## EXERCISE BRIEF
Where an entry below contains an image, skip the image and copy the rest exactly.

== Segment start ==

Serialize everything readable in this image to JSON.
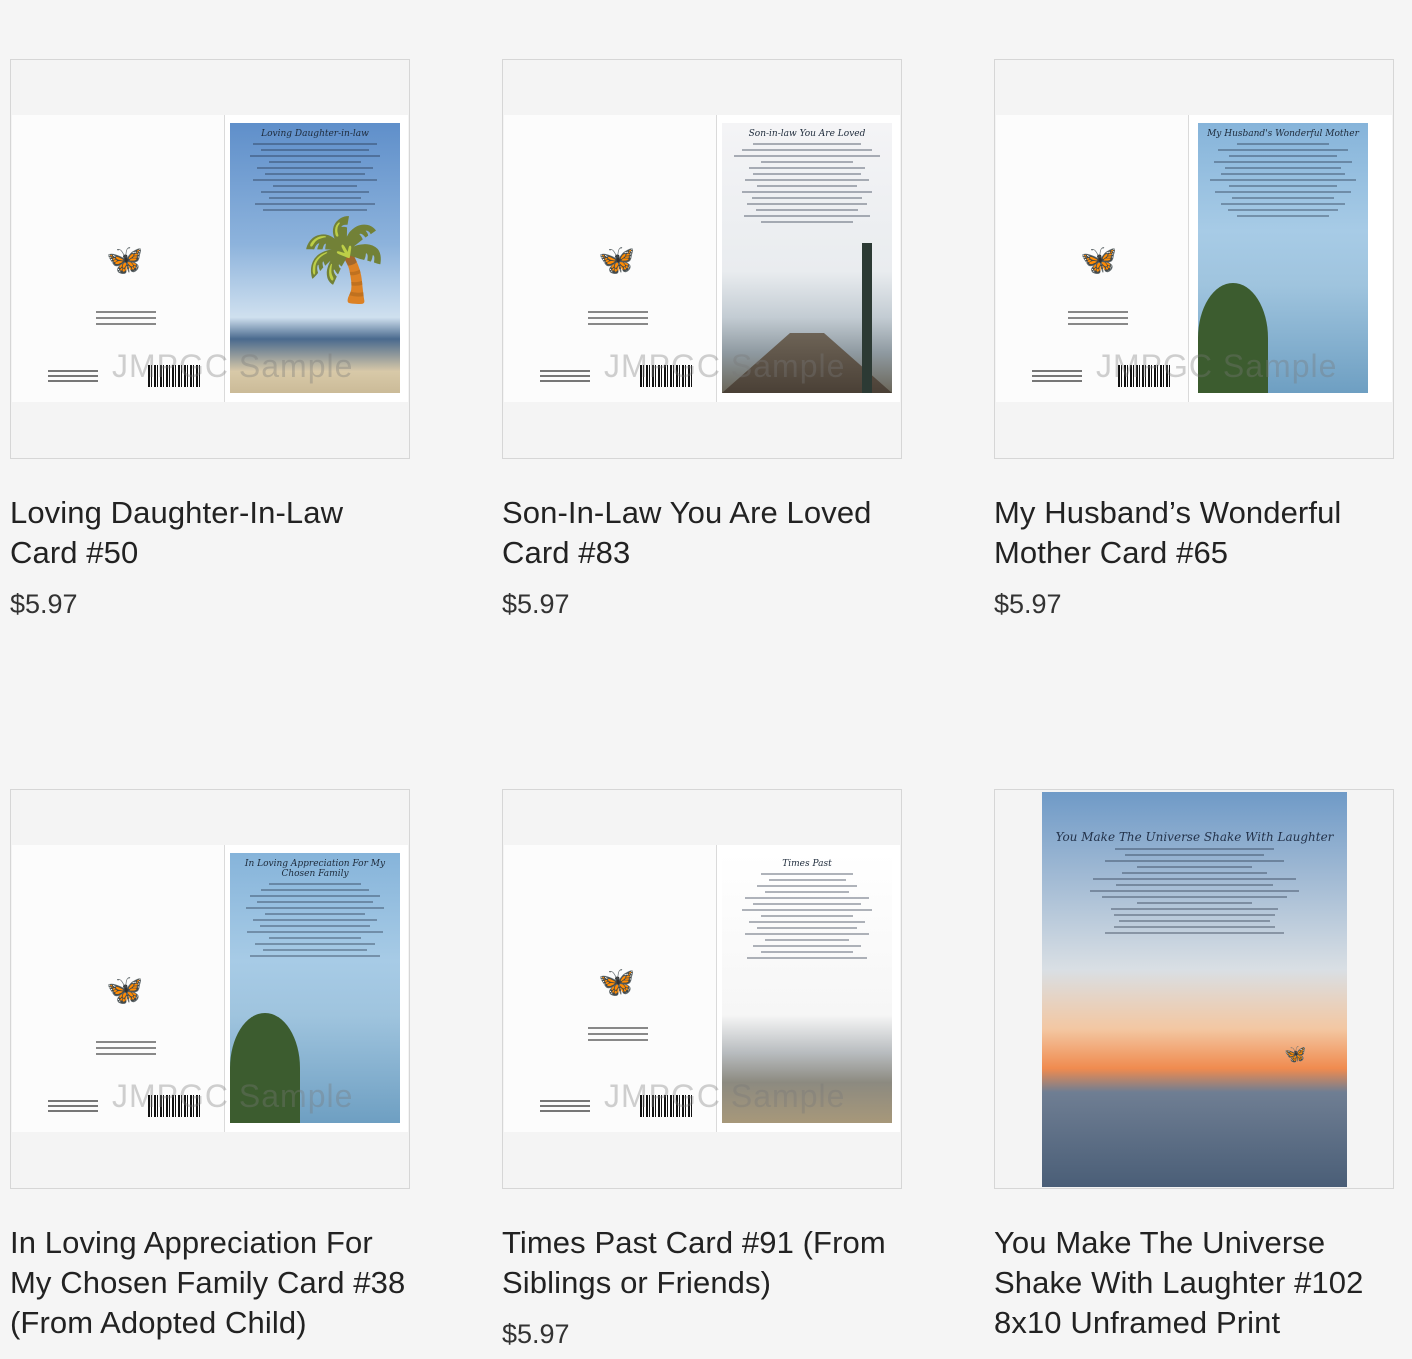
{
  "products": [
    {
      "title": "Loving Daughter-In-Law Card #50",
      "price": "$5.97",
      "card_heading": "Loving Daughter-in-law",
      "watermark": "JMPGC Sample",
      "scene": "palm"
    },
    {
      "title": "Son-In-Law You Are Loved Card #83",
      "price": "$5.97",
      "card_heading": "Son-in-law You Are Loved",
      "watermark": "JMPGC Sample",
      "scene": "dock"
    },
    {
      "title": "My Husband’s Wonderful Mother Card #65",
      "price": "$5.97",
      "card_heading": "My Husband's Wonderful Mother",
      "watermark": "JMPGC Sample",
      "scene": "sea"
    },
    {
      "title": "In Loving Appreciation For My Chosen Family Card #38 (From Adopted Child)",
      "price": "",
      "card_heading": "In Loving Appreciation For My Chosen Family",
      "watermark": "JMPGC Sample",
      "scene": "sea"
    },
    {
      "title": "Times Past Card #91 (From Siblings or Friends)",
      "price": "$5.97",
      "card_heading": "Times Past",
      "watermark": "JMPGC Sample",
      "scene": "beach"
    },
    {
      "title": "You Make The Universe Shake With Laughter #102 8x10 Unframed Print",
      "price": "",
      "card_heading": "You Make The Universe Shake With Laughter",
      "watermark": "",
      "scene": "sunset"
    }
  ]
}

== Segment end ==

## RESPONSE TO THIS TASK
Serialize everything readable in this image to JSON.
{
  "products": [
    {
      "title": "Loving Daughter-In-Law Card #50",
      "price": "$5.97",
      "card_heading": "Loving Daughter-in-law",
      "watermark": "JMPGC Sample",
      "scene": "palm"
    },
    {
      "title": "Son-In-Law You Are Loved Card #83",
      "price": "$5.97",
      "card_heading": "Son-in-law You Are Loved",
      "watermark": "JMPGC Sample",
      "scene": "dock"
    },
    {
      "title": "My Husband’s Wonderful Mother Card #65",
      "price": "$5.97",
      "card_heading": "My Husband's Wonderful Mother",
      "watermark": "JMPGC Sample",
      "scene": "sea"
    },
    {
      "title": "In Loving Appreciation For My Chosen Family Card #38 (From Adopted Child)",
      "price": "",
      "card_heading": "In Loving Appreciation For My Chosen Family",
      "watermark": "JMPGC Sample",
      "scene": "sea"
    },
    {
      "title": "Times Past Card #91 (From Siblings or Friends)",
      "price": "$5.97",
      "card_heading": "Times Past",
      "watermark": "JMPGC Sample",
      "scene": "beach"
    },
    {
      "title": "You Make The Universe Shake With Laughter #102 8x10 Unframed Print",
      "price": "",
      "card_heading": "You Make The Universe Shake With Laughter",
      "watermark": "",
      "scene": "sunset"
    }
  ]
}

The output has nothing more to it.